I had several key points I wanted to make, which I think came through successfully. You can see these main points on this post: Seven Brain Based Learning Principles.

Although I got through most of these points, (we really didn't get to the last two, after all, it's only an hour workshop!) But the one that's stuck in my mind is the third one:

## The working memory can hold 2 to 4 chunks of information at a time, usually in about 4 - 8 minutes. After that, the brain needs time to process, reflect and review in order for those chunks to move to the long term memory.

In a world where we're given large amounts of information to dish out to the kids in a short day, it's tough to give out just 2 to 4 chunks of information at a time, then allow the time to process that information so it can go into the long term memory. Here are some suggestions for this enormous task of taking information from the working memory to the long term memory:

1. Get them moving! I like to make movement and physical action part of the learning experience by using gestures and having the children mirror what I do.

2. Give time to review. I find the use of whiteboards work well for review. They are easy to use, very forgiving, and the kids love them.  They are easy for a teacher to check for quick assessments.

3. Use hands-on activities. Math manipulatives and science demonstrations work well to get the students interested and involved.

4. Minimize directions. Break larger lessons into smaller parts, making connections between parts.

5. Use a timer. After about 4 - 8 minutes, stop for a brain break, then return for a few more minutes, then another brain break.

6. Pause after a few pieces of information and give the students time to reflect and/ or ask questions.

7. Allow the students to draw pictures of what they're learning.  I'm a firm believer that drawing internalizes information. (I use it a lot for vocabulary.)

8. Use graphic organizers to arrange ideas so they can be revisited and understood.

9. Use "think pair, share" type activities where the students talk about what they just learned.

10. Use music.
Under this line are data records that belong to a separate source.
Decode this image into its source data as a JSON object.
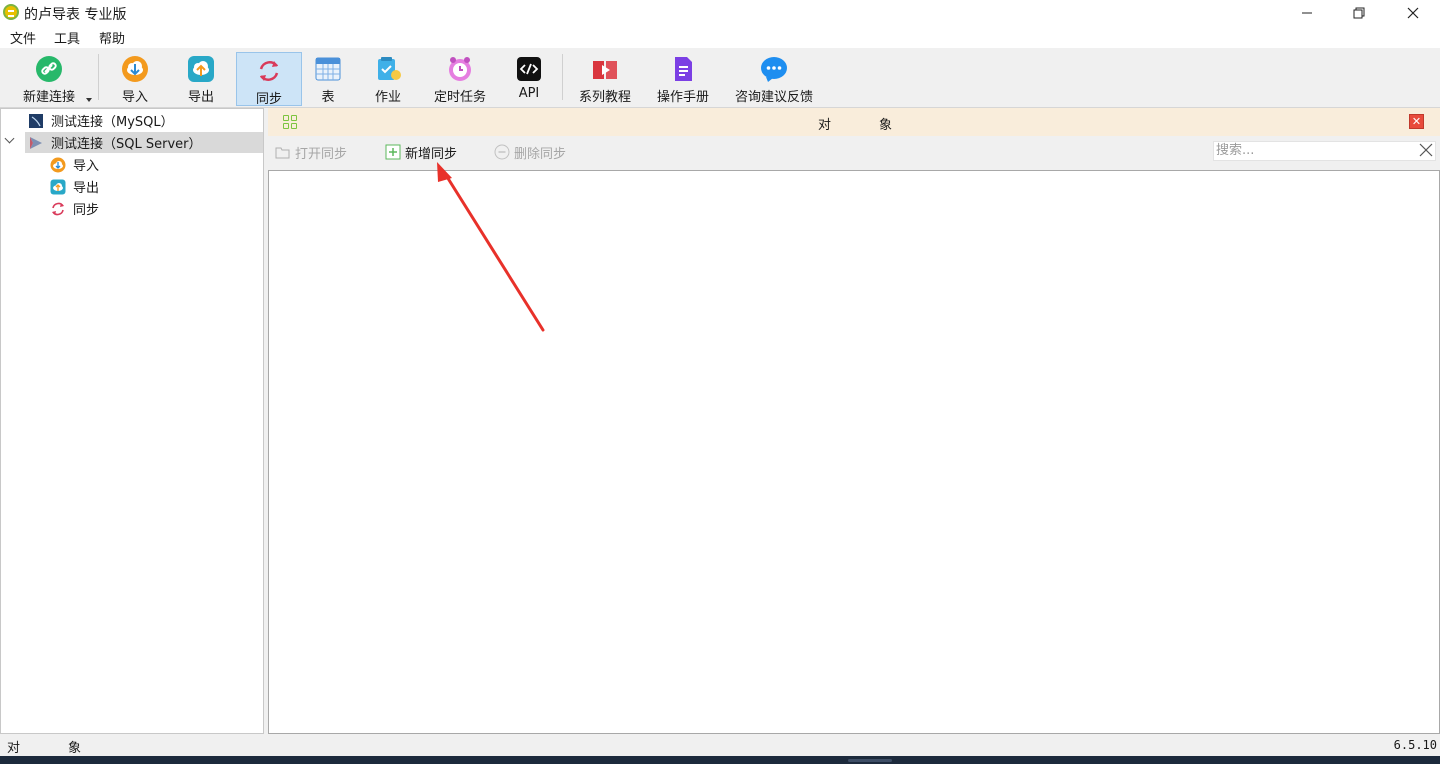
{
  "window": {
    "title": "的卢导表 专业版"
  },
  "menu": [
    "文件",
    "工具",
    "帮助"
  ],
  "toolbar": {
    "new_connection": "新建连接",
    "import": "导入",
    "export": "导出",
    "sync": "同步",
    "table": "表",
    "job": "作业",
    "scheduled_task": "定时任务",
    "api": "API",
    "tutorials": "系列教程",
    "manual": "操作手册",
    "feedback": "咨询建议反馈"
  },
  "tree": {
    "conn_mysql": "测试连接（MySQL）",
    "conn_sqlserver": "测试连接（SQL Server）",
    "child_import": "导入",
    "child_export": "导出",
    "child_sync": "同步"
  },
  "objects_panel": {
    "title": "对象",
    "open_sync": "打开同步",
    "new_sync": "新增同步",
    "delete_sync": "删除同步",
    "search_placeholder": "搜索..."
  },
  "statusbar": {
    "left": "对象",
    "version": "6.5.10"
  },
  "colors": {
    "active_toolbar": "#cde4f7",
    "objects_header": "#f9eddb",
    "annotation_arrow": "#e8312a"
  }
}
Putting important information to a simple tune that the children already know really helps them remember the information.  Some simple tunes that everyone knows:  Twinkle Twinkle, Take Me Out to the Ball Game, or This Old Man.

11. Have a gimmick. Do something clever or unique to get their attention. Tell a joke or hook them in with something clever.

12. Get their emotions involved. Emotions are very  much tied to memory. (I'll bet you remember those very emotional events in your life:  like your wedding or giving birth!) For some, getting up in front of the class will get the right amount of emotions going. For others, a game will do the trick.